On our way to this event, we stopped by Camp Ripley to say Hi and give a salute to my Grandpa, who is buried there. As my dad and I were visiting his grave, my dad shared a thought with me as we looked over all the WWII Verterans who were laid to rest. "This whole generation is almost gone. All of their stories are being silenced." We started talking about their stories and how when they leave this earth, no one will be able to hear their stories and their heroic tales...their stories will be gone. My dad said they are the ones who have paved the way for his generation to take up the torch for the next generation to take it up and keep the freedoms and liberties that they fought and died for, safe. That's a pretty incredible thought.
When we actually got to the event, they had introduced my dad and two other men that were in his unit. And then they introduced Erv, a World War II Marine who had received 7 Purple Heart Metals! My eyes began to tear up as this 87-year old man walked to the front of the room, receiving a much deserved standing ovation. When they dismissed everyone to begin packing their care packages, my dad came up to me and said we were going to go meet him. I was so excited to get the honor of shaking his hand and thanking him for his service. As my dad began to introduce me to him, I started to cry. Yes, I am an emotional girl. Deal with it. I was completely overwhelmed by the magnitude of emotion and honor I felt, knowing this man is a hero, and I have the privilege of meeting him. A man of the last great generation.
Erv joined the Marine Corps in 1945 and was in the 4th Marine Division. He was the first wave into Iwo Jima, the first wave of Marines to enter Tarawa and the first wave into Okinawa. WOW! He said while he was up on the hill, all of his Officers were dead, leaving him, a PFC, the highest rank still alive. His Commanding Officer got on the radio with him and said, "Sergeant, get those men off that hill!" This is how he said he got promoted. Erv said, "I knew I wasn't going to be able to push the men off the hill, but I could lead them. I knew they would follow me." Erv was responsible for getting his men off that hill. He told me that 182 men went in with him and by the end of the fighting, there were only 22 of them left. I began to cry and he began to tear up, telling me that of the 18,000 men, over 17,000 (Erv knew the exact number, but I don't remember what is was) died in battle. I could see the hurt and emotion in his eyes as these stories brought him right back to that time. Erv told me that one of his best friends helped put up the flag on Iwo Jima.

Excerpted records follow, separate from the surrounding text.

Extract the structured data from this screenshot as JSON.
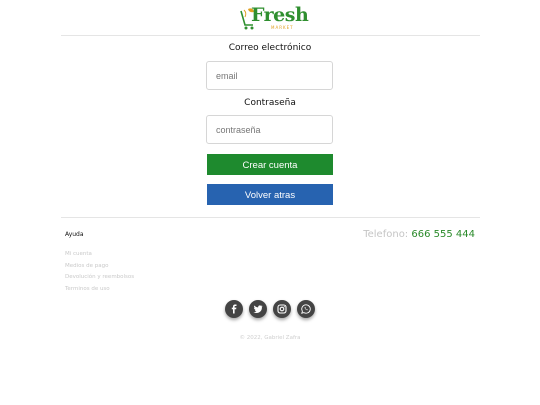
{
  "brand": {
    "name": "Fresh",
    "tagline": "MARKET",
    "accent": "#2f8f2f"
  },
  "form": {
    "email_label": "Correo electrónico",
    "email_placeholder": "email",
    "password_label": "Contraseña",
    "password_placeholder": "contraseña",
    "create_button": "Crear cuenta",
    "back_button": "Volver atras"
  },
  "footer": {
    "help_title": "Ayuda",
    "links": [
      "Mi cuenta",
      "Medios de pago",
      "Devolución y reembolsos",
      "Terminos de uso"
    ],
    "phone_label": "Telefono:",
    "phone_number": "666 555 444",
    "social_icons": [
      "facebook-icon",
      "twitter-icon",
      "instagram-icon",
      "whatsapp-icon"
    ],
    "copyright": "© 2022, Gabriel Zafra"
  },
  "colors": {
    "green_button": "#1e8a2e",
    "blue_button": "#2763b0"
  }
}
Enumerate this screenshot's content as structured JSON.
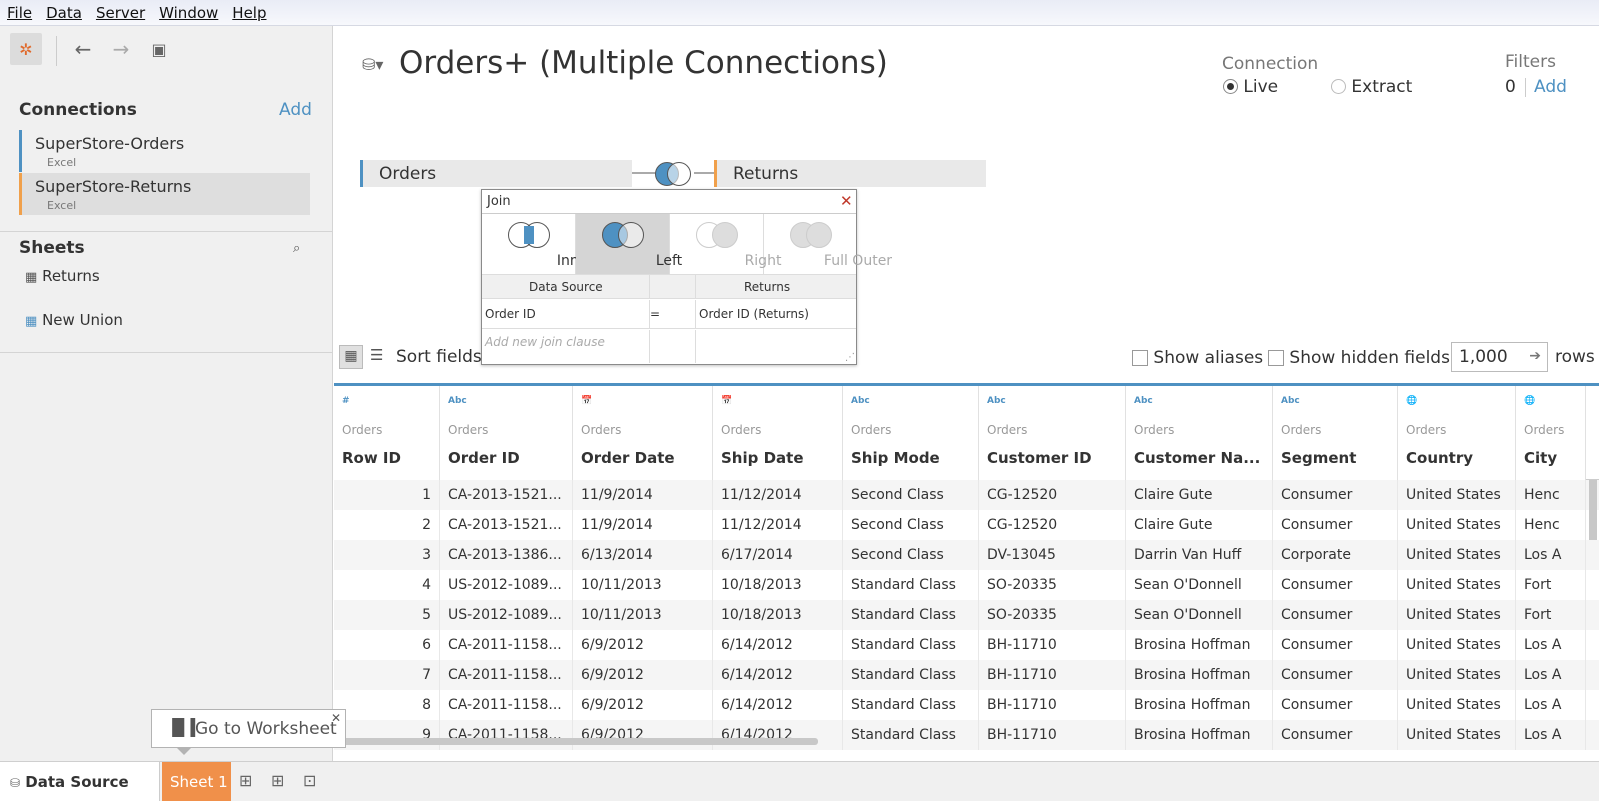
{
  "menu": [
    "File",
    "Data",
    "Server",
    "Window",
    "Help"
  ],
  "left": {
    "connections_title": "Connections",
    "add_label": "Add",
    "connections": [
      {
        "name": "SuperStore-Orders",
        "type": "Excel",
        "color": "#4e91c2"
      },
      {
        "name": "SuperStore-Returns",
        "type": "Excel",
        "color": "#f0a04b"
      }
    ],
    "sheets_title": "Sheets",
    "sheets": [
      "Returns",
      "New Union"
    ]
  },
  "canvas": {
    "title": "Orders+ (Multiple Connections)",
    "connection_label": "Connection",
    "live": "Live",
    "extract": "Extract",
    "filters_label": "Filters",
    "filters_count": "0",
    "filters_add": "Add",
    "left_table": "Orders",
    "right_table": "Returns"
  },
  "join": {
    "title": "Join",
    "types": [
      "Inner",
      "Left",
      "Right",
      "Full Outer"
    ],
    "col_left": "Data Source",
    "col_right": "Returns",
    "clause_left": "Order ID",
    "op": "=",
    "clause_right": "Order ID (Returns)",
    "add_clause": "Add new join clause"
  },
  "toolbar": {
    "sort_label": "Sort fields",
    "show_aliases": "Show aliases",
    "show_hidden": "Show hidden fields",
    "rows_value": "1,000",
    "rows_label": "rows"
  },
  "grid": {
    "columns": [
      {
        "icon": "#",
        "src": "Orders",
        "name": "Row ID"
      },
      {
        "icon": "Abc",
        "src": "Orders",
        "name": "Order ID"
      },
      {
        "icon": "📅",
        "src": "Orders",
        "name": "Order Date"
      },
      {
        "icon": "📅",
        "src": "Orders",
        "name": "Ship Date"
      },
      {
        "icon": "Abc",
        "src": "Orders",
        "name": "Ship Mode"
      },
      {
        "icon": "Abc",
        "src": "Orders",
        "name": "Customer ID"
      },
      {
        "icon": "Abc",
        "src": "Orders",
        "name": "Customer Na..."
      },
      {
        "icon": "Abc",
        "src": "Orders",
        "name": "Segment"
      },
      {
        "icon": "🌐",
        "src": "Orders",
        "name": "Country"
      },
      {
        "icon": "🌐",
        "src": "Orders",
        "name": "City"
      }
    ],
    "rows": [
      [
        "1",
        "CA-2013-1521...",
        "11/9/2014",
        "11/12/2014",
        "Second Class",
        "CG-12520",
        "Claire Gute",
        "Consumer",
        "United States",
        "Henc"
      ],
      [
        "2",
        "CA-2013-1521...",
        "11/9/2014",
        "11/12/2014",
        "Second Class",
        "CG-12520",
        "Claire Gute",
        "Consumer",
        "United States",
        "Henc"
      ],
      [
        "3",
        "CA-2013-1386...",
        "6/13/2014",
        "6/17/2014",
        "Second Class",
        "DV-13045",
        "Darrin Van Huff",
        "Corporate",
        "United States",
        "Los A"
      ],
      [
        "4",
        "US-2012-1089...",
        "10/11/2013",
        "10/18/2013",
        "Standard Class",
        "SO-20335",
        "Sean O'Donnell",
        "Consumer",
        "United States",
        "Fort"
      ],
      [
        "5",
        "US-2012-1089...",
        "10/11/2013",
        "10/18/2013",
        "Standard Class",
        "SO-20335",
        "Sean O'Donnell",
        "Consumer",
        "United States",
        "Fort"
      ],
      [
        "6",
        "CA-2011-1158...",
        "6/9/2012",
        "6/14/2012",
        "Standard Class",
        "BH-11710",
        "Brosina Hoffman",
        "Consumer",
        "United States",
        "Los A"
      ],
      [
        "7",
        "CA-2011-1158...",
        "6/9/2012",
        "6/14/2012",
        "Standard Class",
        "BH-11710",
        "Brosina Hoffman",
        "Consumer",
        "United States",
        "Los A"
      ],
      [
        "8",
        "CA-2011-1158...",
        "6/9/2012",
        "6/14/2012",
        "Standard Class",
        "BH-11710",
        "Brosina Hoffman",
        "Consumer",
        "United States",
        "Los A"
      ],
      [
        "9",
        "CA-2011-1158...",
        "6/9/2012",
        "6/14/2012",
        "Standard Class",
        "BH-11710",
        "Brosina Hoffman",
        "Consumer",
        "United States",
        "Los A"
      ]
    ]
  },
  "bottom": {
    "data_source": "Data Source",
    "sheet1": "Sheet 1",
    "goto": "Go to Worksheet"
  }
}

Erv was in the Marine Corps for five years, receiving 7 Purple Hearts. The first time he was injured, he was shot right through the chest. He said two Navy Corpsmen, that were trained for only a year before being sent to battle, propped him up against a rock, ripped open his chest, and sewed him back together. Another time, he got his elbow blown off by a hand grenade. His 1st Lt had been his and his back was blown out by a grenage, who then fell of Erv, who fell on a hand grenade, nearly blowing off his arm. While in the hospital, the doctors told him they could either take off his arm, or give him a metal elbow replacement. "Well, put it on!" he said to them. Rev was the first ever recipient of a metal elbow. He called himself, "their guinea pig." Out of the five years Erv served during WWII, he only came back to the states once, only to heal after being wounded, and then he was shipped right back to war. He had never returned home until he left the Marine Corps.

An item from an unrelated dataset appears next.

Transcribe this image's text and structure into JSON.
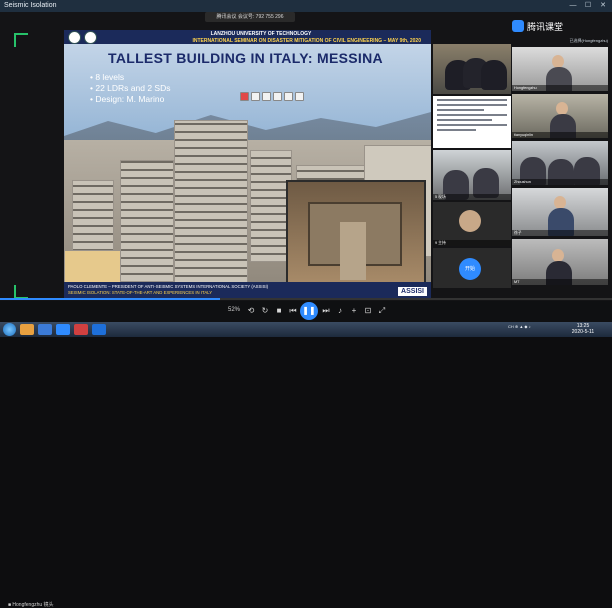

As our conversation came to a close, Erv game me a hug and shook my hand again. I thanked him for taking the time to talk to me, and told him how honored I was too have met him. He said, If you ever see me, come kick me in the shins and let me know!" :-) I am completely honored and humbled at the opportunity to talk with the greatest Marine I've ever met. It will be a day I will honestly never forget. These are just a couple stories from a generation who gave their lvies to fight for the freedoms we have, making our Country great. It is our turn to take up the torch they once carried. If you have the change to talk to a Veteran, I encourage you to talk to them, ask them about their stories and experiences. Don't let their stories die without being told.